Our Digital Verification Corps – a global collaboration between Amnesty International and six universities – was named ‘International Collaboration of the Year’ at the Times Higher Education Awards in London on November 28th, along with the University of Essex’s Digital Verification Unit.  The judges said they were “incredibly impressed with the nature of the partnership, how it led to an impressive network of student investigators, and how it has delivered and continues to deliver data-driven evidence that can be used to prosecute war crimes and support society-building and social justice”.

Reacting to the news, Sam Dubberley, Head of Amnesty International’s Digital Verification Corps, said: “We’re delighted and this award recognizes what we and our university partners around the world already knew – that the Digital Verification Corps has gone from strength to strength since its inception only a few short years ago.

International Collaboration of the Year
International Collaboration of the Year: Image courtesy Daragh Murray

“Whether it’s gathering digital evidence of potential war crimes or verifying content in real-time amid the recent wave of protest crackdowns in countries including Hong Kong, Iraq and Chile, this collaboration has pioneered some of the most cutting-edge human rights research in the world today.

“Open source investigations have really come into their own, bringing invaluable depth and context to journalism, litigation and other fields.

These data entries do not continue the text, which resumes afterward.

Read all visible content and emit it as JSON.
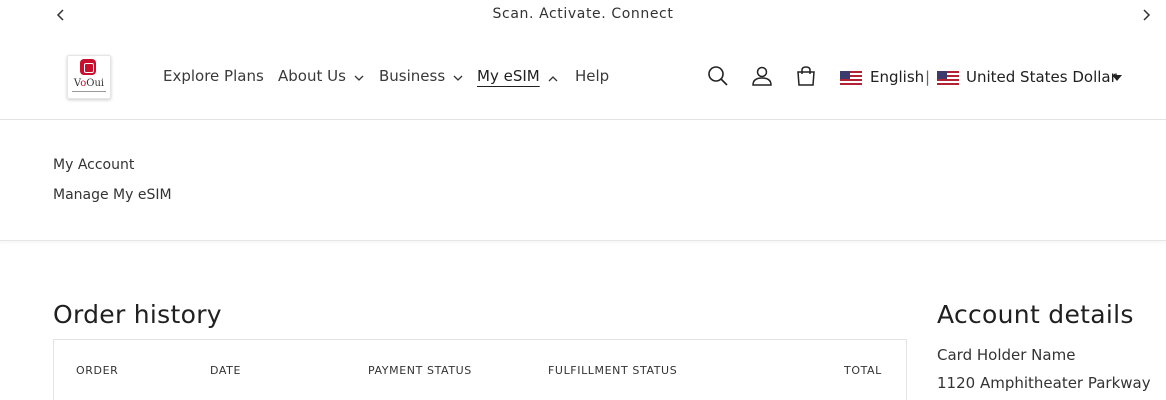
{
  "announcement": {
    "text": "Scan. Activate. Connect"
  },
  "header": {
    "logo": {
      "brand_prefix": "V",
      "brand_mark": "o",
      "brand_suffix": "Oui"
    },
    "nav": [
      {
        "label": "Explore Plans",
        "dropdown": false
      },
      {
        "label": "About Us",
        "dropdown": true
      },
      {
        "label": "Business",
        "dropdown": true
      },
      {
        "label": "My eSIM",
        "dropdown": true,
        "expanded": true,
        "active": true
      },
      {
        "label": "Help",
        "dropdown": false
      }
    ],
    "icons": [
      "search-icon",
      "account-icon",
      "cart-icon"
    ],
    "locale": {
      "language": "English",
      "separator": "|",
      "currency": "United States Dollar",
      "flag": "us-flag-icon"
    }
  },
  "submenu": {
    "items": [
      "My Account",
      "Manage My eSIM"
    ]
  },
  "orders": {
    "title": "Order history",
    "columns": [
      "ORDER",
      "DATE",
      "PAYMENT STATUS",
      "FULFILLMENT STATUS",
      "TOTAL"
    ]
  },
  "account": {
    "title": "Account details",
    "name": "Card Holder Name",
    "address_partial": "1120 Amphitheater Parkway"
  },
  "colors": {
    "brand": "#c8102e",
    "text": "#202020",
    "border": "#e3e3e3"
  }
}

What the dozens of students in Amnesty International’s Digital Verifications Corps at Essex and our five other university partners do is bring the same rigour and methodology to investigate some of the most pressing human rights issues of our time, to bring justice to the victims and hold perpetrators to account.”

The Digital Verification Unit at the University of Essex (DVU) was one of the founding partner universities in Amnesty International’s Digital Verification Corps, which now includes Hong Kong University, the University of Pretoria, Cambridge University, the University of Toronto and University of California-Berkeley.


Former DVC members explain how the DVC works: Video Courtesy University of Essex

The Times Higher Education Award for best international collaboration was awarded to the Digital Verification Corps and Essex DVU, as well as the other DVC partners for their joint open source investigative work on Raqqa, Syria. The findings fed into a wider investigation by Amnesty International and Airwars, published in April 2019, which revealed evidence that the US-led Coalition’s four-month military offensive on Raqqa in June-October 2017 killed at least 1,600 civilians.

In Digital Research, Things aren’t always what they seem

Reflections from Digital Verification Corps (DVC) volunteer Adebayo Okeowo

The cure for fake stories is to simply counter it with the truth. But then what happens when individuals with questionable motives create false news based on inaccurate facts? This will require more than just a critical eye and a sharp mind. It will entail special skills, which is the solution being offered by Amnesty’s Digital Verification Corps (DVC), a team I am privileged to be a part of.

It was midday a couple of months ago in Pretoria as we gathered for the first time as a team. We sat in groups of three and silently observed a YouTube video on our laptops. We had one task: verify if the video showing an airstrike in Syria was authentic. We came to the conclusion that the video was authentic and had not been manipulated. However, there was a complication: the locals in the video had claimed that they recorded and uploaded the video the same day the strike took place. But the time stamp on YouTube showed a different date. Continue reading In Digital Research, Things aren’t always what they seem